Intacs are placed in the outer layers of the cornea, which helps to correct abnormalities in the curvature of the cornea. Correcting the shape of the cornea may allow patients to wear contact lenses when they could not previously and may also prevent the need for any other corneal surgeries.
Corneal intacs are two small crescents of a contact lens-like material (PMMA). These intracorneal ring segments (also known as ICRS) are implanted into the eye.
Unlike procedures such as LASIK, intacs are implanted into the outer edge of the cornea so that the center of the cornea remains untouched. They can be safely removed if necessary. In such cases, the cornea will generally return to its preoperative condition.
The insertion of intacs causes the cornea to generally flatten. In addition, intacs tend to decrease the irregular astigmatism found in keratoconus. Intacs were originally FDA-approved, in some situations, to correct low degrees of nearsightedness. In 2004, intacs were approved by the FDA for the treatment of keratoconus and other corneal eye conditions. Results of intacs for keratoconus treatment have been encouraging, especially in patients unable to tolerate contact lenses or in need of a corneal transplant.
The implants are placed in the cornea outside of the patient’s line of sight to flatten the cornea and essentially reduce the cone or bulging that has developed. Intacs implants are designed to be placed in the periphery of the cornea at two-thirds depth and are surgically inserted through a small incision in the corneal stroma.
The primary goal of Intacs in keratoconus is to make the eye again tolerant of contact lenses and to avoid corneal transplantation. Other goals are to improve vision with glasses as well as uncorrected vision (without glasses or contact lenses). The goal of Intacs varies with the severity of your problem.
With any type of surgical procedure, patients experience anxiety, but it may be comforting for the patient to know that the Intacs procedure is less invasive than a corneal transplant and other ocular surgical procedures. Intacs has a high success rate and is typically performed in about 15 minutes per eye.
At the beginning of the procedure, topical numbing drops are applied. A lid holder supports your lids to avoid blinking during the procedure. A channel within the cornea is then prepared, into which the Intacs will be inserted. This step is done with a Femotsecond laser or with a special intracorneal tunneling instrument. We generally prefer the Femtosecond laser technique, finding a more robust result in patients treated in this way. However, the ultimate selection of technique depends on your particular situation.
In either case, a suction ring is placed to stabilize the eye and the channel is then prepared for the Intacs to be inserted. Some patients may have two Intacs placed, others may have only one placed depending on the individual cornea. At the end of the procedure, a stitch or contact lens bandage is placed, eye drops are given, and a clear plastic shield is applied for protection.
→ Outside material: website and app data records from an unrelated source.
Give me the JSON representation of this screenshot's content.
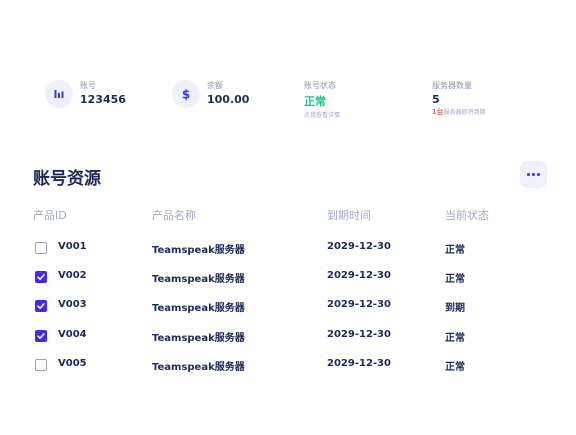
{
  "stats": [
    {
      "icon": "bar-chart-icon",
      "label": "账号",
      "value": "123456"
    },
    {
      "icon": "dollar-icon",
      "label": "余额",
      "value": "100.00"
    },
    {
      "label": "账号状态",
      "value": "正常",
      "value_color": "#17c48f",
      "note": "点我查看详情"
    },
    {
      "label": "服务器数量",
      "value": "5",
      "note_red": "1台",
      "note": "服务器即将到期"
    }
  ],
  "section": {
    "title": "账号资源"
  },
  "table": {
    "headers": [
      "产品ID",
      "产品名称",
      "到期时间",
      "当前状态"
    ],
    "rows": [
      {
        "checked": false,
        "id": "V001",
        "name": "Teamspeak服务器",
        "expires": "2029-12-30",
        "status": "正常"
      },
      {
        "checked": true,
        "id": "V002",
        "name": "Teamspeak服务器",
        "expires": "2029-12-30",
        "status": "正常"
      },
      {
        "checked": true,
        "id": "V003",
        "name": "Teamspeak服务器",
        "expires": "2029-12-30",
        "status": "到期"
      },
      {
        "checked": true,
        "id": "V004",
        "name": "Teamspeak服务器",
        "expires": "2029-12-30",
        "status": "正常"
      },
      {
        "checked": false,
        "id": "V005",
        "name": "Teamspeak服务器",
        "expires": "2029-12-30",
        "status": "正常"
      }
    ]
  },
  "colors": {
    "accent": "#4a26e6",
    "text": "#1f2a55",
    "muted": "#a2a8c4",
    "green": "#17c48f",
    "red": "#e02424"
  }
}
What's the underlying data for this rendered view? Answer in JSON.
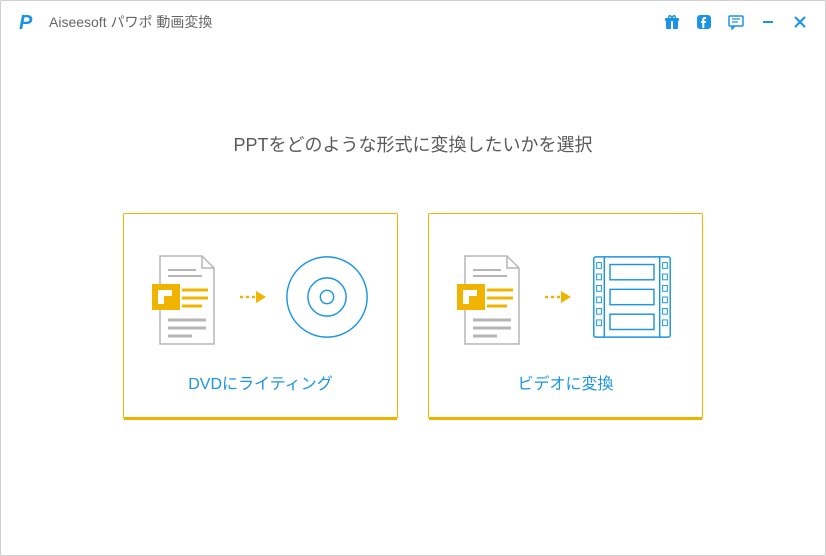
{
  "colors": {
    "accent_blue": "#1a94e6",
    "accent_yellow": "#f0b400",
    "line_gray": "#b6b6b6",
    "text_gray": "#5a5a5a"
  },
  "app": {
    "title": "Aiseesoft パワポ 動画変換"
  },
  "main": {
    "heading": "PPTをどのような形式に変換したいかを選択"
  },
  "cards": {
    "dvd": {
      "label": "DVDにライティング"
    },
    "video": {
      "label": "ビデオに変換"
    }
  }
}
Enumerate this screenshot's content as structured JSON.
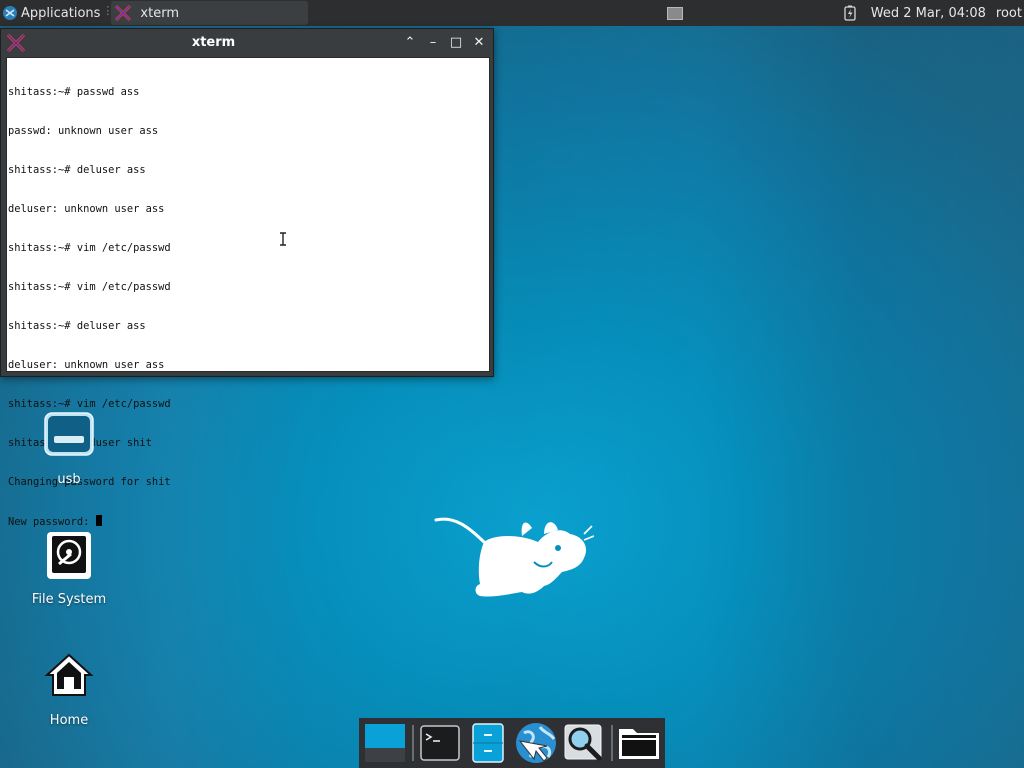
{
  "top_panel": {
    "applications_label": "Applications",
    "apps_separator": "⋮",
    "task_title": "xterm",
    "clock": "Wed  2 Mar, 04:08",
    "user": "root"
  },
  "xterm_window": {
    "title": "xterm",
    "buttons": {
      "shade": "⌃",
      "minimize": "–",
      "maximize": "□",
      "close": "✕"
    },
    "lines": [
      "shitass:~# passwd ass",
      "passwd: unknown user ass",
      "shitass:~# deluser ass",
      "deluser: unknown user ass",
      "shitass:~# vim /etc/passwd",
      "shitass:~# vim /etc/passwd",
      "shitass:~# deluser ass",
      "deluser: unknown user ass",
      "shitass:~# vim /etc/passwd",
      "shitass:~# adduser shit",
      "Changing password for shit"
    ],
    "prompt_line": "New password: "
  },
  "desktop_icons": {
    "usb": "usb",
    "file_system": "File System",
    "home": "Home"
  },
  "dock": {
    "items": [
      "show-desktop-icon",
      "terminal-icon",
      "file-manager-icon",
      "web-browser-icon",
      "app-finder-icon",
      "folder-icon"
    ]
  },
  "colors": {
    "panel": "#2c2e30",
    "wallpaper_accent": "#0aa6d6",
    "show_desktop_blue": "#0aa0d8"
  }
}
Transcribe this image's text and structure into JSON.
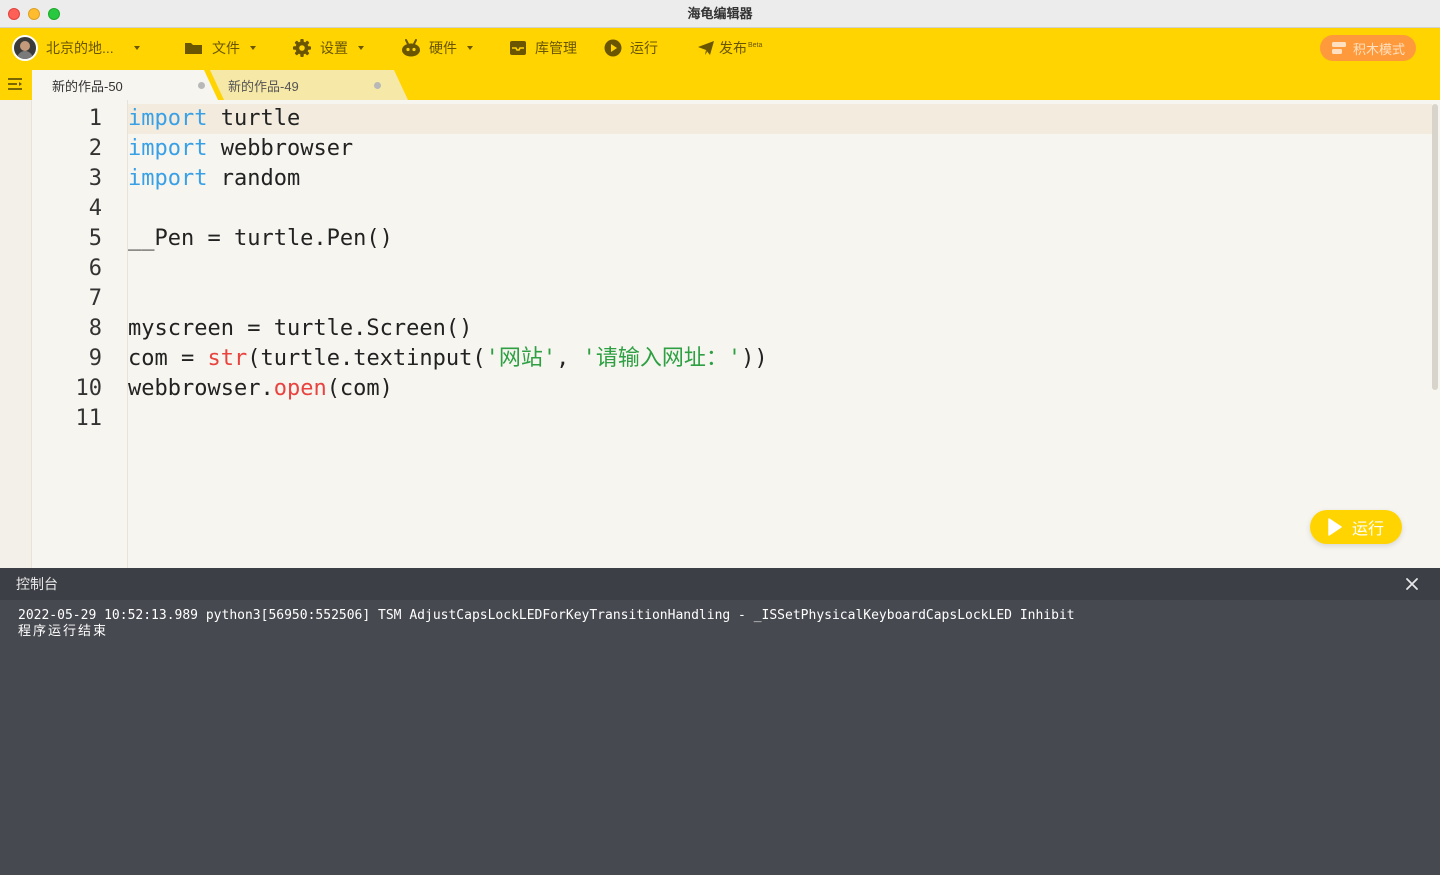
{
  "window": {
    "title": "海龟编辑器"
  },
  "toolbar": {
    "user": "北京的地...",
    "file": "文件",
    "settings": "设置",
    "hardware": "硬件",
    "library": "库管理",
    "run": "运行",
    "publish": "发布",
    "publish_badge": "Beta",
    "block_mode": "积木模式"
  },
  "tabs": [
    {
      "label": "新的作品-50",
      "active": true
    },
    {
      "label": "新的作品-49",
      "active": false
    }
  ],
  "editor": {
    "line_numbers": [
      "1",
      "2",
      "3",
      "4",
      "5",
      "6",
      "7",
      "8",
      "9",
      "10",
      "11"
    ],
    "run_button": "运行"
  },
  "console": {
    "title": "控制台",
    "lines": [
      "2022-05-29 10:52:13.989 python3[56950:552506] TSM AdjustCapsLockLEDForKeyTransitionHandling - _ISSetPhysicalKeyboardCapsLockLED Inhibit",
      "程序运行结束"
    ]
  },
  "colors": {
    "toolbar_bg": "#ffd400",
    "keyword": "#3aa0e6",
    "builtin": "#e8433f",
    "string": "#2ea043",
    "block_mode_button": "#ff9a3c",
    "console_bg": "#46494f"
  },
  "code": {
    "l1_kw": "import",
    "l1_rest": " turtle",
    "l2_kw": "import",
    "l2_rest": " webbrowser",
    "l3_kw": "import",
    "l3_rest": " random",
    "l5": "__Pen = turtle.Pen()",
    "l8": "myscreen = turtle.Screen()",
    "l9_a": "com = ",
    "l9_b": "str",
    "l9_c": "(turtle.textinput(",
    "l9_d": "'网站'",
    "l9_e": ", ",
    "l9_f": "'请输入网址：'",
    "l9_g": "))",
    "l10_a": "webbrowser.",
    "l10_b": "open",
    "l10_c": "(com)"
  }
}
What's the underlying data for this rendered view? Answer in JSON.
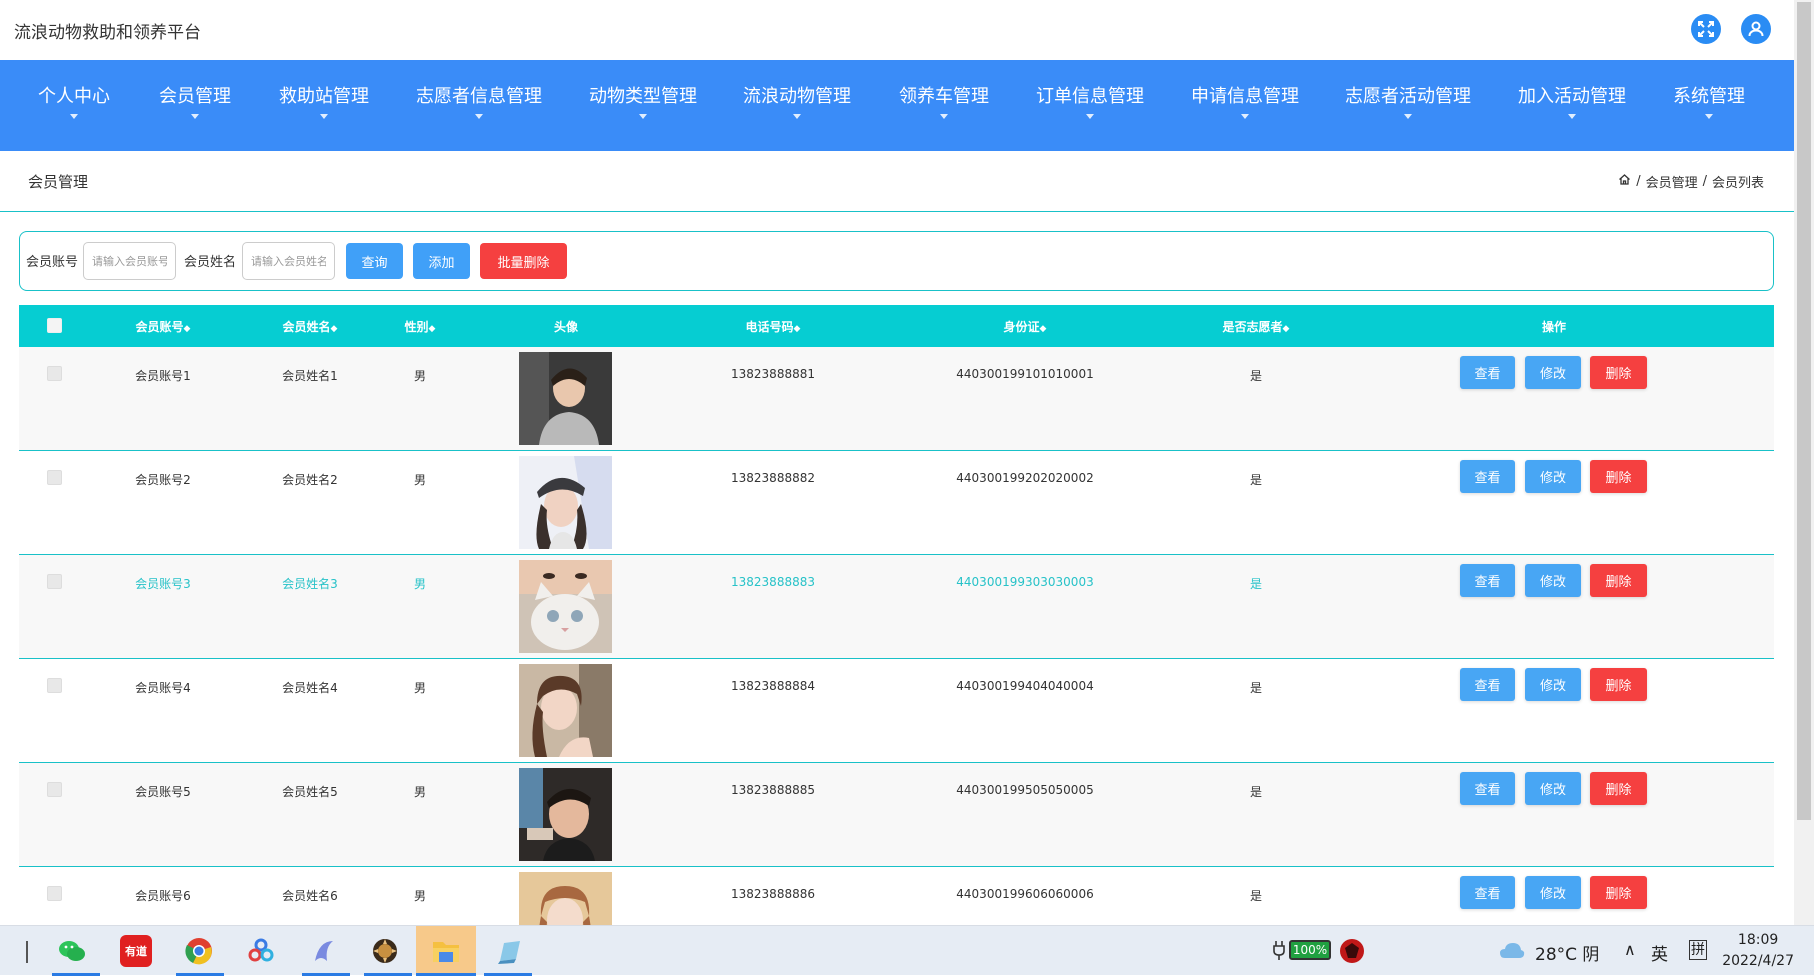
{
  "app": {
    "title": "流浪动物救助和领养平台"
  },
  "nav": {
    "items": [
      {
        "label": "个人中心"
      },
      {
        "label": "会员管理"
      },
      {
        "label": "救助站管理"
      },
      {
        "label": "志愿者信息管理"
      },
      {
        "label": "动物类型管理"
      },
      {
        "label": "流浪动物管理"
      },
      {
        "label": "领养车管理"
      },
      {
        "label": "订单信息管理"
      },
      {
        "label": "申请信息管理"
      },
      {
        "label": "志愿者活动管理"
      },
      {
        "label": "加入活动管理"
      },
      {
        "label": "系统管理"
      }
    ]
  },
  "page": {
    "title": "会员管理",
    "breadcrumb": [
      "会员管理",
      "会员列表"
    ]
  },
  "search": {
    "account_label": "会员账号",
    "account_placeholder": "请输入会员账号",
    "name_label": "会员姓名",
    "name_placeholder": "请输入会员姓名",
    "query_label": "查询",
    "add_label": "添加",
    "batch_delete_label": "批量删除"
  },
  "table": {
    "headers": {
      "account": "会员账号",
      "name": "会员姓名",
      "gender": "性别",
      "avatar": "头像",
      "phone": "电话号码",
      "id_card": "身份证",
      "volunteer": "是否志愿者",
      "ops": "操作"
    },
    "sort_icon": "◆",
    "actions": {
      "view": "查看",
      "edit": "修改",
      "delete": "删除"
    },
    "rows": [
      {
        "account": "会员账号1",
        "name": "会员姓名1",
        "gender": "男",
        "phone": "13823888881",
        "id_card": "440300199101010001",
        "volunteer": "是",
        "avatar": "portrait-photo"
      },
      {
        "account": "会员账号2",
        "name": "会员姓名2",
        "gender": "男",
        "phone": "13823888882",
        "id_card": "440300199202020002",
        "volunteer": "是",
        "avatar": "portrait-photo"
      },
      {
        "account": "会员账号3",
        "name": "会员姓名3",
        "gender": "男",
        "phone": "13823888883",
        "id_card": "440300199303030003",
        "volunteer": "是",
        "avatar": "portrait-photo"
      },
      {
        "account": "会员账号4",
        "name": "会员姓名4",
        "gender": "男",
        "phone": "13823888884",
        "id_card": "440300199404040004",
        "volunteer": "是",
        "avatar": "portrait-photo"
      },
      {
        "account": "会员账号5",
        "name": "会员姓名5",
        "gender": "男",
        "phone": "13823888885",
        "id_card": "440300199505050005",
        "volunteer": "是",
        "avatar": "portrait-photo"
      },
      {
        "account": "会员账号6",
        "name": "会员姓名6",
        "gender": "男",
        "phone": "13823888886",
        "id_card": "440300199606060006",
        "volunteer": "是",
        "avatar": "portrait-photo"
      }
    ]
  },
  "taskbar": {
    "youdao_label": "有道",
    "battery": "100%",
    "weather": "28°C 阴",
    "ime_lang": "英",
    "ime_mode": "拼",
    "time": "18:09",
    "date": "2022/4/27"
  },
  "colors": {
    "nav_bg": "#3a8cf8",
    "table_header_bg": "#06cdd2",
    "accent_cyan": "#19c1c8",
    "button_blue": "#40a0f8",
    "button_red": "#f54040"
  }
}
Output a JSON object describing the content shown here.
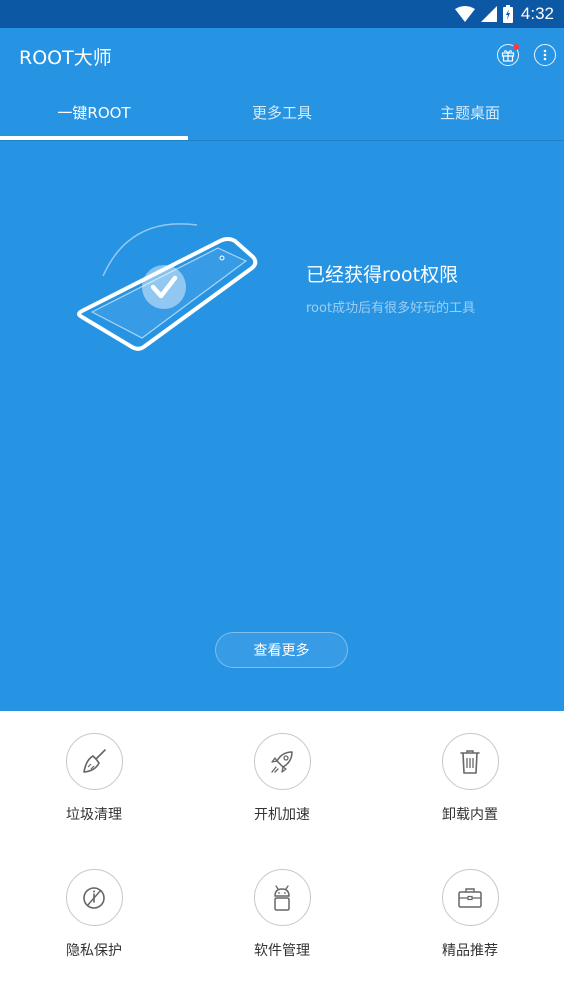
{
  "status_bar": {
    "time": "4:32"
  },
  "app_bar": {
    "title": "ROOT大师"
  },
  "tabs": [
    {
      "label": "一键ROOT",
      "active": true
    },
    {
      "label": "更多工具",
      "active": false
    },
    {
      "label": "主题桌面",
      "active": false
    }
  ],
  "hero": {
    "title": "已经获得root权限",
    "subtitle": "root成功后有很多好玩的工具",
    "more_button": "查看更多"
  },
  "tools": [
    {
      "label": "垃圾清理",
      "icon": "broom-icon"
    },
    {
      "label": "开机加速",
      "icon": "rocket-icon"
    },
    {
      "label": "卸载内置",
      "icon": "trash-icon"
    },
    {
      "label": "隐私保护",
      "icon": "privacy-icon"
    },
    {
      "label": "软件管理",
      "icon": "android-icon"
    },
    {
      "label": "精品推荐",
      "icon": "briefcase-icon"
    }
  ],
  "colors": {
    "primary": "#2693e3",
    "status_bar": "#0d58a5",
    "indicator": "#ffffff"
  }
}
You will use eye drops to avoid infection and inflammation for one week.
The Intacs procedure works on the concept of reshaping the cornea from within utilizing implants that provide support to a weakened cornea. The recovery period is typically short compared to a patient who undergoes a corneal transplant, and patients notice vision improvement rather quickly. Vision begins to improve the day after the procedure but may fluctuate for several days. Most people can return to work one to two days after the procedure. During your follow-up examinations, we will determine if additional procedures may be beneficial. These include changing Intacs size or position, adding supplemental procedures such as conductive keratoplasty (CK) and other techniques. Keep in mind that Intacs is not necessarily a one-time procedure. Further treatment might be necessary over the months after your surgery to enhance and optimize the final result.
If you believe intacs may be the right choice for you, speak with one of our eye care specialists today. Make an appointment at one of our eight convenient locations.
Or call 678-381-2020